By Franco Ordonez, McClatchy Washington Bureau (TNS)
WASHINGTON — The nation’s highest immigration court has delayed the deportations of four families out of hundreds of Central American migrant adults and children rounded up in raids over the New Year’s weekend as part of a nationwide effort to combat illegal immigration, according to the families’ lawyers. They expected to win a fifth stay Wednesday.
The Board of Immigration Appeals’ decision, made late Tuesday, is a small yet potentially significant breakthrough for lawyers fighting the raids, as it raises questions about Homeland Security Secretary Jeh Johnson’s assurances to the public earlier this week that those being deported had exhausted all their legal options.
The families’ lawyers said the stays of deportation had been granted to allow time to appeal their cases to the Board of Immigration Appeals — a step none of them had yet taken. The families had been scheduled to be deported from the United States on Wednesday morning back to their home countries of El Salvador and Honduras.

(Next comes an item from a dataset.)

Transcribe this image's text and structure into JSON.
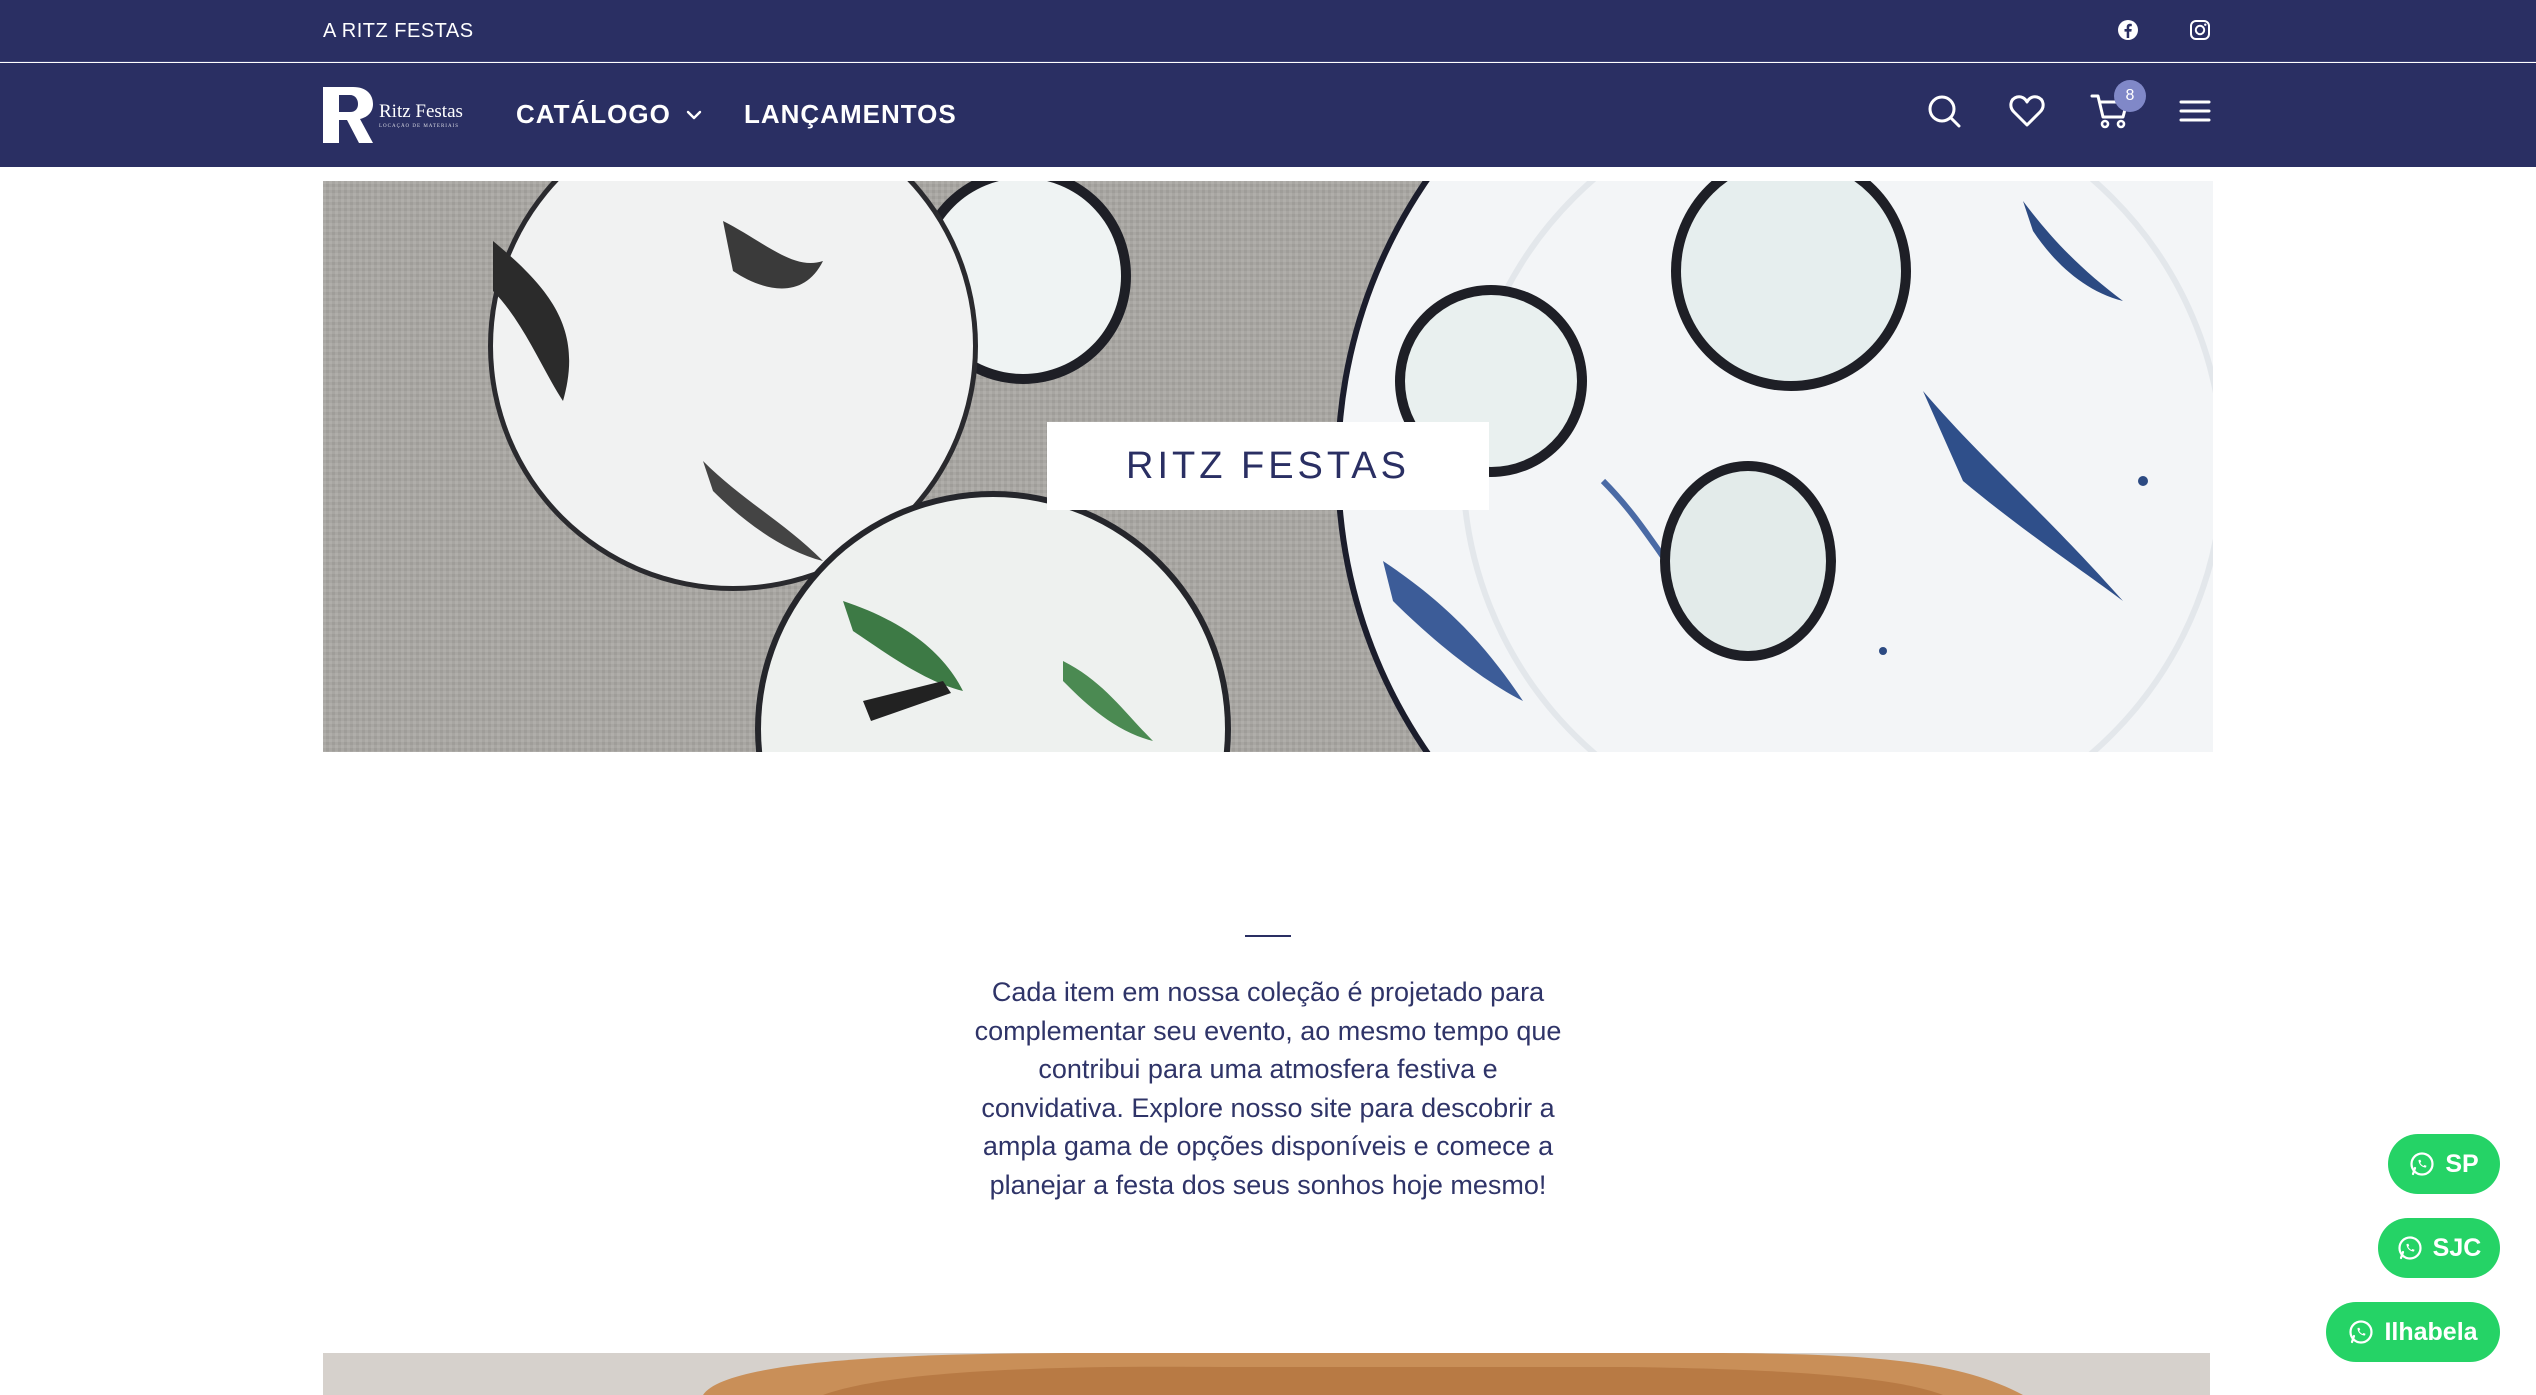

“What does it mean when we get five out of six cases stayed? That means something is wrong here,” said one of the lawyers, Laura Lichter, general counsel for the American Immigration Lawyers Association. “If there was no case, nothing here, we wouldn’t have gotten the stay.”
Johnson said this week that 121 people had been taken into custody, mainly in Georgia, North Carolina and Texas. The Obama administration operation focused on adults and their children who’d been apprehended as of last spring after crossing the southern border illegally, had been issued orders of removal by an immigration court and, Johnson said, “have exhausted appropriate legal remedies.”
“As I have said repeatedly, our borders are not open to illegal migration; if you come here illegally, we will send you back consistent with our laws and values,” Johnson said in a statement Monday.
The holiday raids were the first in a large-scale effort focused on Central Americans fleeing poverty and violence, and they drew swift criticism from activists. Lawyers advised the migrants to simply not open the door if approached by immigration agents.
Lichter and other lawyers, organized through the CARA Family Detention Pro Bono Project, charged the Obama administration with rushing to deport the families without properly screening whether they had exhausted their due process rights. The attorneys filed requests to stop the deportations for five out of a half-dozen cases they’d reviewed. The declarations to the Board of Immigration Appeals included the families’ affidavits explaining why they feared returning to their home countries.
White House press secretary Josh Earnest reminded critics of President Barack Obama’s November 2014 immigration priorities, which placed more emphasis on recent arrivals of individuals who’d crossed the border without proper legal documentation.
“This is consistent with the kinds of priorities that the president himself has talked about; that our enforcement efforts need to be focused on deporting felons, not families, and with a particular focus on individuals who have only recently crossed the border,” Earnest said.
©2016 McClatchy Washington Bureau. Distributed by Tribune Content Agency, LLC.
Photo: Department of Homeland Security (DHS) Secretary Jeh Johnson talks to the media about holiday travel at Union Station in Washington, November 25, 2015. REUTERS/Yuri Gripas